There are, however, no indication that the CCP leadership will tone down its aggressive military posture. While meeting the commanders of 84 newly reconstructed PLA units in mid-April, Xi, who is Chairman of the policy-setting Central Military Commission, called upon officers and soldiers to “prepare for warfare at any time” and to “uphold [high] standards of combat power.” That commander-in-chief Xi is determined to use military means to buttress the country’s global geopolitical putsch was demonstrated when he went in late April on an inspection trip to a Dalian shipyard that was building China’s second aircraft carrier (Ming Pao, April 23; Ministry of Defense, April 18).
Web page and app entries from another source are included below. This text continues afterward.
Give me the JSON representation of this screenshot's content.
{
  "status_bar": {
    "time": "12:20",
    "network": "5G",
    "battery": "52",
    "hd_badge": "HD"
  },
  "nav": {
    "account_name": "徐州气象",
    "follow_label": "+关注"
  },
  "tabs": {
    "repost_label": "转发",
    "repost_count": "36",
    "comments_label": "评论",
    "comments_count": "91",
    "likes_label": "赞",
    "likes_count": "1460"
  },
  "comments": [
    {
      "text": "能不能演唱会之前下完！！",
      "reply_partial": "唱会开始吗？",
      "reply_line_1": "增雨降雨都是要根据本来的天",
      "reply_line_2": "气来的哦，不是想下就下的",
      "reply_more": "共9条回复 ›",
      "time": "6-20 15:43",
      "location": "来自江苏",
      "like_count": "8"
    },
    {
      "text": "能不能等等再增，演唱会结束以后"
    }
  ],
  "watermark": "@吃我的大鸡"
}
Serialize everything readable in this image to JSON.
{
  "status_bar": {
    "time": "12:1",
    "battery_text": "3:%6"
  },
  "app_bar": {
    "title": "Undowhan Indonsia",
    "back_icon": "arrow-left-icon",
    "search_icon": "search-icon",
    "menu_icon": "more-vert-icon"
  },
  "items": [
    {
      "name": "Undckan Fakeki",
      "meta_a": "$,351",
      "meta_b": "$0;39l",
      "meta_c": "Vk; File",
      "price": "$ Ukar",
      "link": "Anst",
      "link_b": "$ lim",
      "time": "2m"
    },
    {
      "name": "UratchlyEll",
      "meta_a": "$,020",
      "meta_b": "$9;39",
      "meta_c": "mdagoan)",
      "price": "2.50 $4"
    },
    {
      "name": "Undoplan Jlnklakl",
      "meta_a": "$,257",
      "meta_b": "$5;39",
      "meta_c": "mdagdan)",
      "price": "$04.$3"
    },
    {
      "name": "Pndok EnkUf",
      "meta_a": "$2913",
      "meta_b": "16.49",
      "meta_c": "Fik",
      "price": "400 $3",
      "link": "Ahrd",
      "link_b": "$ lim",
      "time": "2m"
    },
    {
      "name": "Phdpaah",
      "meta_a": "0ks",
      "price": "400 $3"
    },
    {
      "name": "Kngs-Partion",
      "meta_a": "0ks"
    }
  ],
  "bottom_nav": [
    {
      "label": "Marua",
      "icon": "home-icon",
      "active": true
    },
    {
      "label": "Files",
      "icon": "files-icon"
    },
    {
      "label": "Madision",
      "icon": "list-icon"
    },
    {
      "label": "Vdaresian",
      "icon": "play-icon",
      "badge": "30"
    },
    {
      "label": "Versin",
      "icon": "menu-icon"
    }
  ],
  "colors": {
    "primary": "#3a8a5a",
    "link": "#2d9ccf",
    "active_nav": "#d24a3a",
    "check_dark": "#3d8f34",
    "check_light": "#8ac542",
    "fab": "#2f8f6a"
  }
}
That China’s reliance on the no-holds-barred flexing of military and economic muscle might not go down well with established powers particularly in the Western world is demonstrated by the fact that only one government leader from Europe –Italian Prime Minister Paolo Gentiloni—will be attending the OBOR international forum. This is despite the fact that Beijing has issued invitations to the leaders of more than 100 countries to attend what Chinese media call China’s biggest show for 2017 (Zhejiang Economic Net, April 19; VOA news, April 18). Since coming to power in late 2012, Xi has repeatedly spun out bold and all-encompassing visions and schemes such as the Chinese Dream, the OBOR game plan, as well as a 65- point directive on “comprehensively deepening reforms.” While these grand strategies have enabled Xi to amass power at unprecedented speed, the onus is on the “core leader” to prove that he can actually deliver on both his domestic and international pledges. After all, “strategic overdraft” could mean not only more indebtedness for government coffers and banks but also result in stoking the flames of the “China threat” theory in countries ranging from India and Japan to ASEAN members with territorial rows with China.
Dr. Willy Wo-Lap Lam is a Senior Fellow at The Jamestown Foundation. He is an Adjunct Professor at the Center for China Studies, the History Department and the Program of Master’s in Global Political Economy at the Chinese University of Hong Kong. He is the author of five books on China, including “Chinese Politics in the Hu Jintao Era: New Leaders, New Challenges.”
- See also Shi Yinhong, “Prudence Crucial for the One-Belt-One-Road Initiative,” in Shao Binhong, ed. Looking for a Road: China Debates Its and the World’s Future, Brill Books, 2016, pp 203-210.